=== WORK TASK ===
Going through the data, count each line that has the word "heading". Reply with the total and nothing more.
[[ THE DATA, beginning ]]
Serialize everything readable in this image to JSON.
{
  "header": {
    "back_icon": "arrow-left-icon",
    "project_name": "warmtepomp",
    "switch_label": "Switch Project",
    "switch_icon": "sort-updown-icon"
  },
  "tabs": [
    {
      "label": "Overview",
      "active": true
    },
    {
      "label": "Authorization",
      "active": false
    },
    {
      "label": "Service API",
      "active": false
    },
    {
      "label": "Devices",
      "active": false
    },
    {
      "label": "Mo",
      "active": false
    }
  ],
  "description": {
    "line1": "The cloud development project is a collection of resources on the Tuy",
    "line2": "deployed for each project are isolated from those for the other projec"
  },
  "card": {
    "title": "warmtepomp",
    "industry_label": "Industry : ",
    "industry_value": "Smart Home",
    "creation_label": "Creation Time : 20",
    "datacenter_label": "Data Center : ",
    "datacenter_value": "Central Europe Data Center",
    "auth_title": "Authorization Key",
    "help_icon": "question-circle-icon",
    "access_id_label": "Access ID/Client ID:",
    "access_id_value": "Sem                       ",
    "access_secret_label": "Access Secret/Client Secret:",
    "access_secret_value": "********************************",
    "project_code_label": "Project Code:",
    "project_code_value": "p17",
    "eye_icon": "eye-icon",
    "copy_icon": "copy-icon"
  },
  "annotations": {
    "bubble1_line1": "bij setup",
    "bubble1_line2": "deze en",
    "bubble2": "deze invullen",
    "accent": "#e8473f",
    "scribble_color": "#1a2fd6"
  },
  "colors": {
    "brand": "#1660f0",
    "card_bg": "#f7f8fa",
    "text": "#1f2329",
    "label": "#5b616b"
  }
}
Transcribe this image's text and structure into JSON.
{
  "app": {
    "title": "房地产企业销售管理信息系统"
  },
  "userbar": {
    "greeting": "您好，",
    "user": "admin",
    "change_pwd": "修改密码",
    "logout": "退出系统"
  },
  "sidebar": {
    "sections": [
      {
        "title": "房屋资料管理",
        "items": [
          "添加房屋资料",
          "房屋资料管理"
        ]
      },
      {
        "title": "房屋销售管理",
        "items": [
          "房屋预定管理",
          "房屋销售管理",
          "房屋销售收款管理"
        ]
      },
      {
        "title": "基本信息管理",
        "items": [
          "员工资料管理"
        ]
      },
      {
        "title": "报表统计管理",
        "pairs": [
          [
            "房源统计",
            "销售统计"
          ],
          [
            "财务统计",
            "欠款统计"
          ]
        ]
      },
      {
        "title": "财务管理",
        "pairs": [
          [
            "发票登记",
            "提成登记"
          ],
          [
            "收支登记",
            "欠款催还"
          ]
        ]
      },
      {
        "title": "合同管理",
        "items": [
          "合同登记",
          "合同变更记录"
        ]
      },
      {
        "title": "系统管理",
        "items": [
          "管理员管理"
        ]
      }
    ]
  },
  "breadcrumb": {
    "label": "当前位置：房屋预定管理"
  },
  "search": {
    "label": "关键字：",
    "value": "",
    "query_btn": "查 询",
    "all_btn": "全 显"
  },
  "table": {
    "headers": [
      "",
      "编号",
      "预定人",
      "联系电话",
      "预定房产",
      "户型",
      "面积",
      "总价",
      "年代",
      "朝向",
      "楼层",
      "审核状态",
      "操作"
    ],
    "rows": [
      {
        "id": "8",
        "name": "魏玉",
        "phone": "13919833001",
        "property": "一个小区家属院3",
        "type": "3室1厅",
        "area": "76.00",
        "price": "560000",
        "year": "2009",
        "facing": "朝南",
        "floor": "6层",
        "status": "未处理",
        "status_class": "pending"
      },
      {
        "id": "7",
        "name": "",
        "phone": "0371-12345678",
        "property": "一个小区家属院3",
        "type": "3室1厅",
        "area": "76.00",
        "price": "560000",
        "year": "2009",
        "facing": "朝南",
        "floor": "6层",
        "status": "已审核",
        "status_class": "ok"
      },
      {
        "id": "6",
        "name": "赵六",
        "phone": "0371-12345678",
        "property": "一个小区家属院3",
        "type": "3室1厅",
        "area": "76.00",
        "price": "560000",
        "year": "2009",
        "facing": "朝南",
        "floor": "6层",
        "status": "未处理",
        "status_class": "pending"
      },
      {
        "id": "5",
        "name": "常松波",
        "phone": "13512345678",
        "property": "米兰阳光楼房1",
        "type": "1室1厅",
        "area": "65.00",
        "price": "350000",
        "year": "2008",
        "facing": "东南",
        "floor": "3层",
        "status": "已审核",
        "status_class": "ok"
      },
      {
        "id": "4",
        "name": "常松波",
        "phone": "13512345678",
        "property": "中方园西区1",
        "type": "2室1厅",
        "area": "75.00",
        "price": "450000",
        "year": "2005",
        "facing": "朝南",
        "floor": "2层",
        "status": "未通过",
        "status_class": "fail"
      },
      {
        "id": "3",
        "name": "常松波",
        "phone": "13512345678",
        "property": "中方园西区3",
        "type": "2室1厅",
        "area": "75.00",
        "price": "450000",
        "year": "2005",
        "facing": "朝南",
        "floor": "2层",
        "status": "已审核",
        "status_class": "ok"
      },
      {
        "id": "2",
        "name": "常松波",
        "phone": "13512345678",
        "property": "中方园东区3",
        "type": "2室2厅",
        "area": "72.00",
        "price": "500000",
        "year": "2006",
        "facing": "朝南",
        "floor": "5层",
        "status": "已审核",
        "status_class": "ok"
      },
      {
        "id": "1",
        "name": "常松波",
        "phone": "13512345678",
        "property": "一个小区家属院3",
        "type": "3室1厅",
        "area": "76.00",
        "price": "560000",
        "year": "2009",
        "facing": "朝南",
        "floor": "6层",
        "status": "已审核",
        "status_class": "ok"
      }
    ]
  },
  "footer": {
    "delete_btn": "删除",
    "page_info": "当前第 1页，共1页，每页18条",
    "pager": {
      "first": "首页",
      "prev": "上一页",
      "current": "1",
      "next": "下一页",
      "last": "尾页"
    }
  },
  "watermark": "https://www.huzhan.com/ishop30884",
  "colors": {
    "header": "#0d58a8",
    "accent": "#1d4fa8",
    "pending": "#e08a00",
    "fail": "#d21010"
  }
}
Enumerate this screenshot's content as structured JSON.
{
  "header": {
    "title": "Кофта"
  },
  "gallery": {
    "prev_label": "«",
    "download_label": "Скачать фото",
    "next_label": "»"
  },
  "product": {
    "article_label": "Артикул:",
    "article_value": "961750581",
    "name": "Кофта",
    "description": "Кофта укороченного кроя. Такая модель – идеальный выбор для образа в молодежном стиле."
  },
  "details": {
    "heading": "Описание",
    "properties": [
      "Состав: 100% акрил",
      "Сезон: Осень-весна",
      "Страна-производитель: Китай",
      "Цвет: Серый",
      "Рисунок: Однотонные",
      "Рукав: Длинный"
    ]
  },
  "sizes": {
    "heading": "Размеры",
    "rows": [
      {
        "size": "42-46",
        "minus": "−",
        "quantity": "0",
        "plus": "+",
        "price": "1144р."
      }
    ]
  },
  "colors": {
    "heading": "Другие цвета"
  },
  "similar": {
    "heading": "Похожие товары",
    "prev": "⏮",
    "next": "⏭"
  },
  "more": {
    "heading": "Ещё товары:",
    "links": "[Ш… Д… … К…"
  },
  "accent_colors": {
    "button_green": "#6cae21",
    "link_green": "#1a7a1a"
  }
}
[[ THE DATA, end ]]
=== RESPONSE TO THIS EXERCISE ===
5